The required answer is the data below, restated word for word with images omitted.

## Extracted records
= = = =
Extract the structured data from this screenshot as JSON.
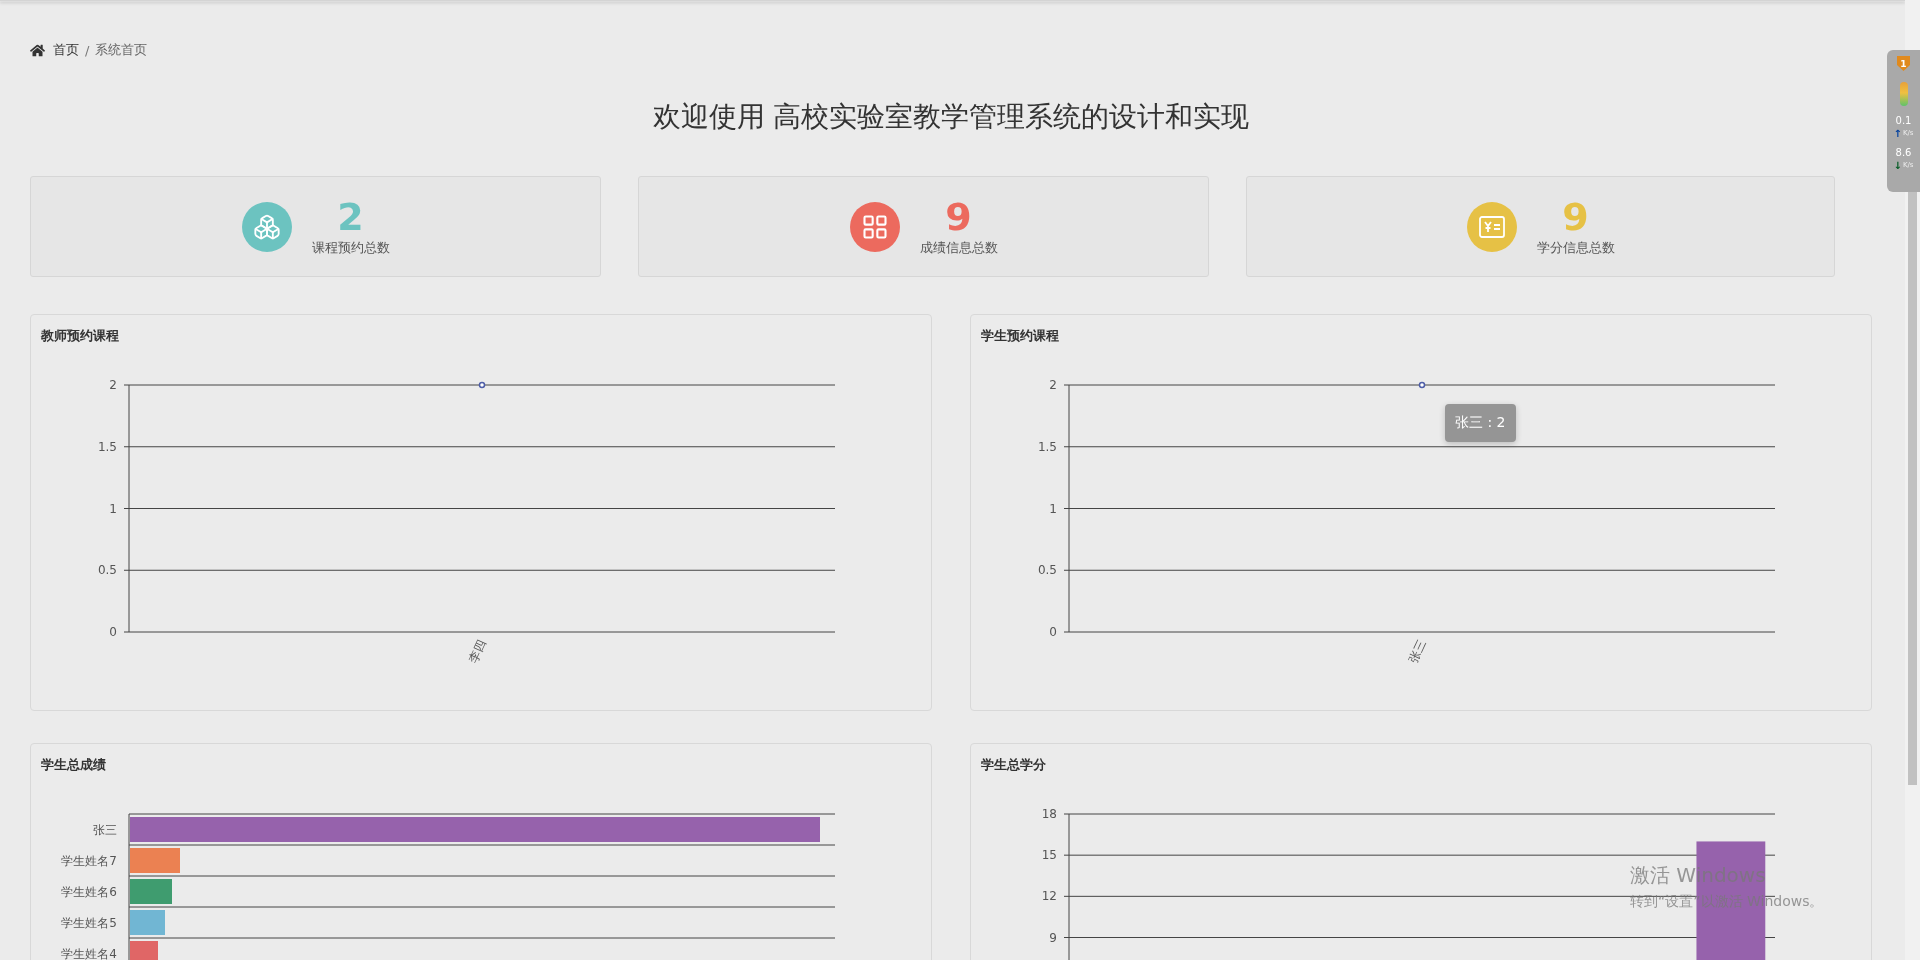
{
  "breadcrumb": {
    "items": [
      {
        "label": "首页",
        "selected": false
      },
      {
        "label": "系统首页",
        "selected": true
      }
    ],
    "separator": "/"
  },
  "title": "欢迎使用 高校实验室教学管理系统的设计和实现",
  "stats": [
    {
      "kind": "boxes",
      "value": "2",
      "label": "课程预约总数",
      "color": "#6cc3c0"
    },
    {
      "kind": "grid",
      "value": "9",
      "label": "成绩信息总数",
      "color": "#ec6a5e"
    },
    {
      "kind": "money",
      "value": "9",
      "label": "学分信息总数",
      "color": "#e6c145"
    }
  ],
  "panels": [
    {
      "kind": "line",
      "title": "教师预约课程",
      "chart_data": {
        "type": "line",
        "categories": [
          "李四"
        ],
        "series": [
          {
            "color": "#4e5ea8",
            "values": [
              2
            ],
            "marker": true
          }
        ],
        "ylim": [
          0,
          2
        ],
        "yticks": [
          0,
          0.5,
          1,
          1.5,
          2
        ],
        "grid": true
      }
    },
    {
      "kind": "line",
      "title": "学生预约课程",
      "chart_data": {
        "type": "line",
        "categories": [
          "张三"
        ],
        "series": [
          {
            "color": "#4e5ea8",
            "values": [
              2
            ],
            "marker": true
          }
        ],
        "ylim": [
          0,
          2
        ],
        "yticks": [
          0,
          0.5,
          1,
          1.5,
          2
        ],
        "grid": true
      },
      "tooltip": "张三 : 2"
    },
    {
      "kind": "hbar",
      "title": "学生总成绩",
      "rows": [
        {
          "label": "张三",
          "color": "#9662ac"
        },
        {
          "label": "学生姓名7",
          "color": "#eb8152"
        },
        {
          "label": "学生姓名6",
          "color": "#3f9c6f"
        },
        {
          "label": "学生姓名5",
          "color": "#71b6d3"
        },
        {
          "label": "学生姓名4",
          "color": "#e06666"
        }
      ]
    },
    {
      "kind": "bar",
      "title": "学生总学分",
      "chart_data": {
        "type": "bar",
        "series": [
          {
            "color": "#9662ac",
            "values": [
              null,
              null,
              null,
              null,
              null,
              null,
              null,
              16
            ]
          }
        ],
        "ylim": [
          0,
          18
        ],
        "yticks": [
          {
            "value": 9,
            "label": "9"
          },
          {
            "value": 12,
            "label": "12"
          },
          {
            "value": 15,
            "label": "15"
          },
          {
            "value": 18,
            "label": "18"
          }
        ],
        "grid": true
      }
    }
  ],
  "tray": {
    "badge": "1",
    "upload": {
      "value": "0.1",
      "arrow": "↑",
      "unit": "K/s"
    },
    "download": {
      "value": "8.6",
      "arrow": "↓",
      "unit": "K/s"
    }
  },
  "activation_notice": {
    "title": "激活 Windows",
    "text": "转到“设置”以激活 Windows。"
  }
}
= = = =
## Result for this task
Extract the structured data from this screenshot as JSON.
{
  "breadcrumb": {
    "items": [
      {
        "label": "首页",
        "selected": false
      },
      {
        "label": "系统首页",
        "selected": true
      }
    ],
    "separator": "/"
  },
  "title": "欢迎使用 高校实验室教学管理系统的设计和实现",
  "stats": [
    {
      "kind": "boxes",
      "value": "2",
      "label": "课程预约总数",
      "color": "#6cc3c0"
    },
    {
      "kind": "grid",
      "value": "9",
      "label": "成绩信息总数",
      "color": "#ec6a5e"
    },
    {
      "kind": "money",
      "value": "9",
      "label": "学分信息总数",
      "color": "#e6c145"
    }
  ],
  "panels": [
    {
      "kind": "line",
      "title": "教师预约课程",
      "chart_data": {
        "type": "line",
        "categories": [
          "李四"
        ],
        "series": [
          {
            "color": "#4e5ea8",
            "values": [
              2
            ],
            "marker": true
          }
        ],
        "ylim": [
          0,
          2
        ],
        "yticks": [
          0,
          0.5,
          1,
          1.5,
          2
        ],
        "grid": true
      }
    },
    {
      "kind": "line",
      "title": "学生预约课程",
      "chart_data": {
        "type": "line",
        "categories": [
          "张三"
        ],
        "series": [
          {
            "color": "#4e5ea8",
            "values": [
              2
            ],
            "marker": true
          }
        ],
        "ylim": [
          0,
          2
        ],
        "yticks": [
          0,
          0.5,
          1,
          1.5,
          2
        ],
        "grid": true
      },
      "tooltip": "张三 : 2"
    },
    {
      "kind": "hbar",
      "title": "学生总成绩",
      "rows": [
        {
          "label": "张三",
          "color": "#9662ac"
        },
        {
          "label": "学生姓名7",
          "color": "#eb8152"
        },
        {
          "label": "学生姓名6",
          "color": "#3f9c6f"
        },
        {
          "label": "学生姓名5",
          "color": "#71b6d3"
        },
        {
          "label": "学生姓名4",
          "color": "#e06666"
        }
      ]
    },
    {
      "kind": "bar",
      "title": "学生总学分",
      "chart_data": {
        "type": "bar",
        "series": [
          {
            "color": "#9662ac",
            "values": [
              null,
              null,
              null,
              null,
              null,
              null,
              null,
              16
            ]
          }
        ],
        "ylim": [
          0,
          18
        ],
        "yticks": [
          {
            "value": 9,
            "label": "9"
          },
          {
            "value": 12,
            "label": "12"
          },
          {
            "value": 15,
            "label": "15"
          },
          {
            "value": 18,
            "label": "18"
          }
        ],
        "grid": true
      }
    }
  ],
  "tray": {
    "badge": "1",
    "upload": {
      "value": "0.1",
      "arrow": "↑",
      "unit": "K/s"
    },
    "download": {
      "value": "8.6",
      "arrow": "↓",
      "unit": "K/s"
    }
  },
  "activation_notice": {
    "title": "激活 Windows",
    "text": "转到“设置”以激活 Windows。"
  }
}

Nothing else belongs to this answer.